Children and adults get vaccinations that remain viable because of dependable refrigeration. Millions avoid deadly intestinal bacteria, due to refrigerators and freezers, and water that is sterilized and piped in large measure because of electricity.
American families live in houses that are built from stronger materials and to higher standards, because of electricity. Tens of millions have been warned of natural disasters, and given time to flee, thanks to radios and televisions.
Environmentalists talk glibly about replacing America’s 600-plus coal-fired power plants, and the 2 billion megawatt-hours of electricity they generate annually. But with what?
Most greens detest nuclear power as much as they hate coal. They want to dismantle dams, not build new ones. They oppose drilling for natural gas that could partially substitute for coal, and fuel essential backup generators for wind farms. They support geothermal energy in theory, but rarely in practice.
They oppose construction of new state-of-the-art coal-fired plants that America needs to supply more baseload power, to serve a growing population and electricity-hungry products and equipment of every description. Most do support wind energy – and it must also play a role.
But right now, wind turbines provide a mere 1% of all US electricity. Wind power leader Texas gets just 2% of its electricity from breezes – versus 36% from coal. On blistering summer afternoons, when the Lone Star State most needs reliable air-conditioners, Texans can count on wind turbines to generate at only 9% of their installed capacity, because that’s when the wind blows least.
How exactly will Texas replace 36% of its electricity with renewable energy? How exactly will Indiana and North Dakota replace the 94% that they get from coal?
A little specificity, moral clarity and social responsibility would help here. We generally can’t expect it from environmental activists – who excel at denigrating and opposing energy, but do little to generate anything but hot air and political power.
However, we should expect, and demand, clear answers from judges, elected representatives and unelected government regulators. That’s the essence of ethics and social responsibility.

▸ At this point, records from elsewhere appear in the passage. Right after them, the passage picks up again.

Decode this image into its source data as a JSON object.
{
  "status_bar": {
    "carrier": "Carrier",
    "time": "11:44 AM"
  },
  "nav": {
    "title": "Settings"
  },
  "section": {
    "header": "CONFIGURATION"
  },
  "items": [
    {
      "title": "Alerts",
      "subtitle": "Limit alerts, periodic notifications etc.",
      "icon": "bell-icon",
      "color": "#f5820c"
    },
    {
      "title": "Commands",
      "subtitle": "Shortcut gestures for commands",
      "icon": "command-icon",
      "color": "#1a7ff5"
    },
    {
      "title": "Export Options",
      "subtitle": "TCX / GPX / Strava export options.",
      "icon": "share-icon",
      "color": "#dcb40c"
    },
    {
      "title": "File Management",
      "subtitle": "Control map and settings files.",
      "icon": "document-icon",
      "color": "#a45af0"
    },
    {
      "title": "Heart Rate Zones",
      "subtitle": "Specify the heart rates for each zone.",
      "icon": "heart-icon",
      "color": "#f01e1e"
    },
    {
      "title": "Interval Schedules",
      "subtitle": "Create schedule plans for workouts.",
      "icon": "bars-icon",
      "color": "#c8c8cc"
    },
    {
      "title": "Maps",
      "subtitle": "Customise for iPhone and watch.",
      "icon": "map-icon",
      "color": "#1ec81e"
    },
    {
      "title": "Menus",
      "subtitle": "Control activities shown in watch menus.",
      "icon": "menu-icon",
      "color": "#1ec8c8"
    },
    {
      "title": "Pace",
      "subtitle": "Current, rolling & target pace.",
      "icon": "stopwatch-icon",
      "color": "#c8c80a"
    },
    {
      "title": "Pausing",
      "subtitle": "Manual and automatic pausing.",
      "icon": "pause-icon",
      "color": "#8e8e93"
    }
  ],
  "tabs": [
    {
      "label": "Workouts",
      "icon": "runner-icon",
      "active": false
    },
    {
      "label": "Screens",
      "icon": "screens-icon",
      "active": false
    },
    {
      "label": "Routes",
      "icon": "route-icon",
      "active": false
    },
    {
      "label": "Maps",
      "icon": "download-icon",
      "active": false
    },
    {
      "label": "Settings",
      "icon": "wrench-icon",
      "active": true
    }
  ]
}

If we are going to end this recession, retain American jobs and living standards, and rejuvenate our economy, we will need vast quantities of electricity – from coal and every other source – now and for decades to come.
The rest of the world also needs coal, to lift people out of poverty and save lives.
In impoverished countries, two billion people rarely or never have electricity. Four million infants, children and parents die every year from lung infections – caused by smoke, soot and other pollutants from open fires that heat their homes and cook their meager food, because they don’t have electricity. Two million more perish from intestinal diseases, caused by unsafe water and spoiled food, because they lack refrigeration, sanitation and water treatment.
Radical environmentalists bemoan the exaggerated death count from producing electricity here in the United States. But they callously battle every proposal to build coal, gas or hydroelectric projects in these destitute countries.
24,000 speculative deaths versus six million very real deaths is hardly a fair tradeoff.
As we usher in 2009, may America and all nations resolve to implement policies that honestly reflect the costs, benefits and power-generating capabilities of traditional and alternative energy options that exist in the real world.